We can’t ask any questions!
If they want to come here because they are fleeing oppression of any kind, anywhere else, it’s not to us to say no. If we do, we are betraying our founding. The lone human experiment in freedom and tolerance is the United States of America. That’s how they explain the founding of the country. So essentially we have to bring… Let’s stick with the Syrians now since they are at news. We have to bring the Syrians here to test our experiment in democracy, because apparently you can’t find the kind of freedom and tolerance and openness and whatever else anywhere in the world but here.
So have to come here.
But for eight years of the Iraq war, these are the same people who mocked, scolded, made fun of, ridiculed the idea of bringing democracy to the Middle East. Whatever you think of it, it was George Bush’s… One of his motivations. George Bush really wanted to act out his belief that all human beings are created with a commonality, a yearning to be free; that we’re all alike in that regard, that it’s part of our creation. That we yearn to be free, not controlled, not lived under dictatorships and so forth.
He wanted to use Iraq as an experiment.
Bring democracy, freedom, elections, and prove that even in the Middle East, people are the same. He was laughed at, ridiculed, made fun of, even by people on our side. They said, “Well, it sounds noble, but it’s a lousy reason for war.” Even people on our side said so. But Bush did believe it. Bush still does believe it. The point is, he was ridiculed and laughed out of the White House for it. And what did the critics on the left say? “You’re crazy! Those dumb people over there, they never like that!

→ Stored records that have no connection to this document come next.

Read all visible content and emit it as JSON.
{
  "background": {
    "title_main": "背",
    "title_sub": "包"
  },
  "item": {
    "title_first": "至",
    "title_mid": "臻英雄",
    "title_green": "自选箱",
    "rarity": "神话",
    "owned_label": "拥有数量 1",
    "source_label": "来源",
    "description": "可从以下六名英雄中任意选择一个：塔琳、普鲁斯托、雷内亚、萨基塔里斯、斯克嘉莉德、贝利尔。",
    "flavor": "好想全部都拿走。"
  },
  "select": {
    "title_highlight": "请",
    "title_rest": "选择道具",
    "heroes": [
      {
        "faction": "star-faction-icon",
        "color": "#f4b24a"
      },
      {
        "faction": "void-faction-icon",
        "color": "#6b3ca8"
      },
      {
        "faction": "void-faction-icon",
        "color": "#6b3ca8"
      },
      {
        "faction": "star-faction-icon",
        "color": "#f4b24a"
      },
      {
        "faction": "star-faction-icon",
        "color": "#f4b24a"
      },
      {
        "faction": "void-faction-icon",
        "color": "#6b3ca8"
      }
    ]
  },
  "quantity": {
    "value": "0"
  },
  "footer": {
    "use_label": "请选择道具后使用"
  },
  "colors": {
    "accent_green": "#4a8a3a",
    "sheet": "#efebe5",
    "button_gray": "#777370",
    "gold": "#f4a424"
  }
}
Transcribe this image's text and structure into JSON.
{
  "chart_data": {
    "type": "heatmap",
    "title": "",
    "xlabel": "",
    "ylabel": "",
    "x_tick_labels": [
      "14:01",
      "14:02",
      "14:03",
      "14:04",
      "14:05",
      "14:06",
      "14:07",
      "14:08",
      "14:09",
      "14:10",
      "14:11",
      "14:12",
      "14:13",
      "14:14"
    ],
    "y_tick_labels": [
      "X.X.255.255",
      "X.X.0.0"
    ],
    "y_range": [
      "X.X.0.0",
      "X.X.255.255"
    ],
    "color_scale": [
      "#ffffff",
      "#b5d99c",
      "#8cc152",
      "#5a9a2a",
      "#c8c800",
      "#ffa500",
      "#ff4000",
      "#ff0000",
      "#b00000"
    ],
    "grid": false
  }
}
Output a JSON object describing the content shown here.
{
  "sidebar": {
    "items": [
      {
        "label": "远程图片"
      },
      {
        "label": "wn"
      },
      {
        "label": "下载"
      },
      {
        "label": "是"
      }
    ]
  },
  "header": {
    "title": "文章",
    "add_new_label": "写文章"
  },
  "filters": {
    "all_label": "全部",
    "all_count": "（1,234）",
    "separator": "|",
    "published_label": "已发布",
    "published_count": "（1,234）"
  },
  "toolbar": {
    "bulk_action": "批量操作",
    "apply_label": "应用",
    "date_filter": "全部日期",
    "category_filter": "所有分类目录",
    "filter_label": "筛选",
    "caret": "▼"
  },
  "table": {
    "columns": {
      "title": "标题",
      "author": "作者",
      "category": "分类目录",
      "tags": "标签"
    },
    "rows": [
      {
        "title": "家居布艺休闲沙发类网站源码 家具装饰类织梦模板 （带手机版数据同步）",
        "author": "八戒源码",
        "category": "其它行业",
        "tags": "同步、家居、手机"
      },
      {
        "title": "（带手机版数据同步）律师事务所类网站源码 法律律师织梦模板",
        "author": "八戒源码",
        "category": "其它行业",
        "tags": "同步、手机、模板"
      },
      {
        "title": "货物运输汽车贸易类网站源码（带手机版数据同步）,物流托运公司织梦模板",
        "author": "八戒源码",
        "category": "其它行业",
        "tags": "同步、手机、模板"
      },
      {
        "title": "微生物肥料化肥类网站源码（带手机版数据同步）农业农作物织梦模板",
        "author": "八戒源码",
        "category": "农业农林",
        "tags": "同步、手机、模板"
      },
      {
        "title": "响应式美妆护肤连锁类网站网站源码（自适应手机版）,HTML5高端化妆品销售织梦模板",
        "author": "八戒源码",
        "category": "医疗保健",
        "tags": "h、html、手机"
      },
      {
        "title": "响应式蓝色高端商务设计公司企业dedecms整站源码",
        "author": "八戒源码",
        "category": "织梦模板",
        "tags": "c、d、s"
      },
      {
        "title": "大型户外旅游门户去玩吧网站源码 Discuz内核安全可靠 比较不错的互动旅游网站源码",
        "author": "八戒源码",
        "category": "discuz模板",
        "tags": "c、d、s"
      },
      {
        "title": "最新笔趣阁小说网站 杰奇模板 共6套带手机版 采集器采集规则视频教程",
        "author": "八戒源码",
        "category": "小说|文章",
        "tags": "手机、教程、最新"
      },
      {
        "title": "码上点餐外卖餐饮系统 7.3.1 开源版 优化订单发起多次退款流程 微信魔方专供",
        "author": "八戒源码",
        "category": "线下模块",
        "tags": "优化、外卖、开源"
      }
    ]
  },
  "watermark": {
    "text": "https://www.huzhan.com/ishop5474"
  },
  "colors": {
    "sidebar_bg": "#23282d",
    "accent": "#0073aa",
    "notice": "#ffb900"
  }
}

“Democracy, freedom? They don’t know anything about dictators like Saddam. It’s silly. It’s stupid. You can’t… You can’t export freedom like that. You can’t impose freedom on people.” Remember that one? They laughed at the whole concept of people having free and open elections in the Middle East. They laughed at the idea that people in the Middle East wanted to be free. And yet, that’s the American experiment. So now they flip! Apparently these people in the Middle East only want freedom and democracy in America.
They don’t want it in their own countries.
They don’t like it in their own countries.
Now not only do they want freedom and democracy — after us being told for eight years it was impossible for them in Iraq — but now they’re mad because we’re denying it to them. Would somebody help me to understand this in simply commonsensical terms? For eight years we were told, “No way! It’s a stupid proposition! Freedom, democracy, Middle East? Bush is an idiot! People over there they’re not capable of it.” Even after the Soviet Union fell American leftists said, “You can’t give those people freedom. They lived under the yoke all those years, they don’t want freedom. They want to continue to live under big government!” Now all of a sudden they want to access the experiment of freedom in America.
But only in America!
We can’t do the experiment where they live. They don’t want it there.
Why? Tell me, why?
RUSH: By the way, if the United States is such a flawed place as the leftists have said — we’ve their sound bites today: So much racism and so much bigotry and so much torture and so many violations of human rights and civil rights — why the hell do these refugees want to come here in the first place? If this place is so rotten — and I’m just repeating the words of the Salon.com founder and this author that was on Charlie Rose last night. I mean, we’re guilty of terrorism. We torture. Abu Ghraib. We take pictures of them while we’re torturing them, and we abuse them, and we violate human rights and civil rights and homophobic and so forth.
Why do these refugees want to come to this horrible, reprobate place?